#### Source data ####

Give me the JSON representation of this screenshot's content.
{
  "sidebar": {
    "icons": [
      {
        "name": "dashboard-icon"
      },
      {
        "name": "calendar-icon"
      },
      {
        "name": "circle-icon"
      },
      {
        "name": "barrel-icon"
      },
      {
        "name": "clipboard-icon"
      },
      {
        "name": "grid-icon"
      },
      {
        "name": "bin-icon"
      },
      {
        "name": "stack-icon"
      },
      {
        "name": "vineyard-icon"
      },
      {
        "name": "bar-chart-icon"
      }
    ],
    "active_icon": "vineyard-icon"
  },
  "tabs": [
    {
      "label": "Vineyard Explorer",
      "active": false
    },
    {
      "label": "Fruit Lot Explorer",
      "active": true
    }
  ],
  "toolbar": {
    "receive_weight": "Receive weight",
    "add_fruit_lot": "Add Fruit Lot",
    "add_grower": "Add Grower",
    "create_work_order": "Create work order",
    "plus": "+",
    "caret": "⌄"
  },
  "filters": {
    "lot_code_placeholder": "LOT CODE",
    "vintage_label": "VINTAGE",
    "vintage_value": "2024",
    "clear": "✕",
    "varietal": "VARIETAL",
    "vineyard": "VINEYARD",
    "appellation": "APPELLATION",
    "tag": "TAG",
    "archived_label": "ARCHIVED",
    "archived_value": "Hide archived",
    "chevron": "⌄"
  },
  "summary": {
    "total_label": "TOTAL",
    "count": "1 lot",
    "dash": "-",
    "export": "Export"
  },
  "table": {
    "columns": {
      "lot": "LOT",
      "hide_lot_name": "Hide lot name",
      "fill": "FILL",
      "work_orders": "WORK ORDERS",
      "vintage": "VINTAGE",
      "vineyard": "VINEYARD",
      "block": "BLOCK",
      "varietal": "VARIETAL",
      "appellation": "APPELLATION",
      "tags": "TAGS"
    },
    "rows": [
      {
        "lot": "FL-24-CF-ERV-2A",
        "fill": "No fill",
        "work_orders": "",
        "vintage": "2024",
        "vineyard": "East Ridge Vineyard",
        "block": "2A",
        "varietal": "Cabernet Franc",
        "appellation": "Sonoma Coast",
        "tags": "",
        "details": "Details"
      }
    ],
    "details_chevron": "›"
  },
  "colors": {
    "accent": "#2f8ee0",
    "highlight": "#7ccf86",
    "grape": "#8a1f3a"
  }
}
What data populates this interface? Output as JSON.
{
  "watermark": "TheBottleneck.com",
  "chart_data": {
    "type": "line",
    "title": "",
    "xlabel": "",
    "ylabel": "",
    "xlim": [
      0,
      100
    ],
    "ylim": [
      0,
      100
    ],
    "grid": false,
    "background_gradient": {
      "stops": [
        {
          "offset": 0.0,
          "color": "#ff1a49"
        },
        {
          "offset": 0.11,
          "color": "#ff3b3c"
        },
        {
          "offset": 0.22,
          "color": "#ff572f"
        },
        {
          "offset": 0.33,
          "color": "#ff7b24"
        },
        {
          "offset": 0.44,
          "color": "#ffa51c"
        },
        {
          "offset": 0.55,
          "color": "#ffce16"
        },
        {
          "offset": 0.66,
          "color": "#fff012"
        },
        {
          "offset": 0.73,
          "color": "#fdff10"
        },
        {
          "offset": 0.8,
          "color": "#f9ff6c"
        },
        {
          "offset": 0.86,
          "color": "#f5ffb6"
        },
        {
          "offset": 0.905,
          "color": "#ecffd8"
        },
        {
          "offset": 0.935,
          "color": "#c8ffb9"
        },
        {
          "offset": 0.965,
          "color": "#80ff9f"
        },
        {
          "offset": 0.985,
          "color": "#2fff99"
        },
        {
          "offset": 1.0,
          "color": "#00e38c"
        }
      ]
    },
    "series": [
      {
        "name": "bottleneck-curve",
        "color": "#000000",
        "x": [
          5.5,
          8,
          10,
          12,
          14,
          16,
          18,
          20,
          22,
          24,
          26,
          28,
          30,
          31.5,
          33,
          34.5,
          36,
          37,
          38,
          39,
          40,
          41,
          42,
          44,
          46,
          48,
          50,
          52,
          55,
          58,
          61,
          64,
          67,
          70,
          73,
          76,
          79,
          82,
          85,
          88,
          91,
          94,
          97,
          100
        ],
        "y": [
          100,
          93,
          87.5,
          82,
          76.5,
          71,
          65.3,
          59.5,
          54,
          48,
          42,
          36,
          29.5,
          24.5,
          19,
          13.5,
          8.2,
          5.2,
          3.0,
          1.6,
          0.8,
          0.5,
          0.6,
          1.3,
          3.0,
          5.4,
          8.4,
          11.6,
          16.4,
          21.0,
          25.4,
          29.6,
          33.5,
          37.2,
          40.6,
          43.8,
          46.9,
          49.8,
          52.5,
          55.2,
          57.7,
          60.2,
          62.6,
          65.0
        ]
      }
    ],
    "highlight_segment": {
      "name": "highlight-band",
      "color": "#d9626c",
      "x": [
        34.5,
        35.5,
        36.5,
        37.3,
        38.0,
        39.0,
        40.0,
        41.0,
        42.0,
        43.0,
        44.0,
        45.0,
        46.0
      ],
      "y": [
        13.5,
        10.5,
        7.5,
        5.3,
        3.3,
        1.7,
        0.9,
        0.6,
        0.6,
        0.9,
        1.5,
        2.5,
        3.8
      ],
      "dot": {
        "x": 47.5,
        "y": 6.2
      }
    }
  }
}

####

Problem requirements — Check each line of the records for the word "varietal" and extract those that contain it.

Result of the task —
    "varietal": "VARIETAL",
      "varietal": "VARIETAL",
        "varietal": "Cabernet Franc",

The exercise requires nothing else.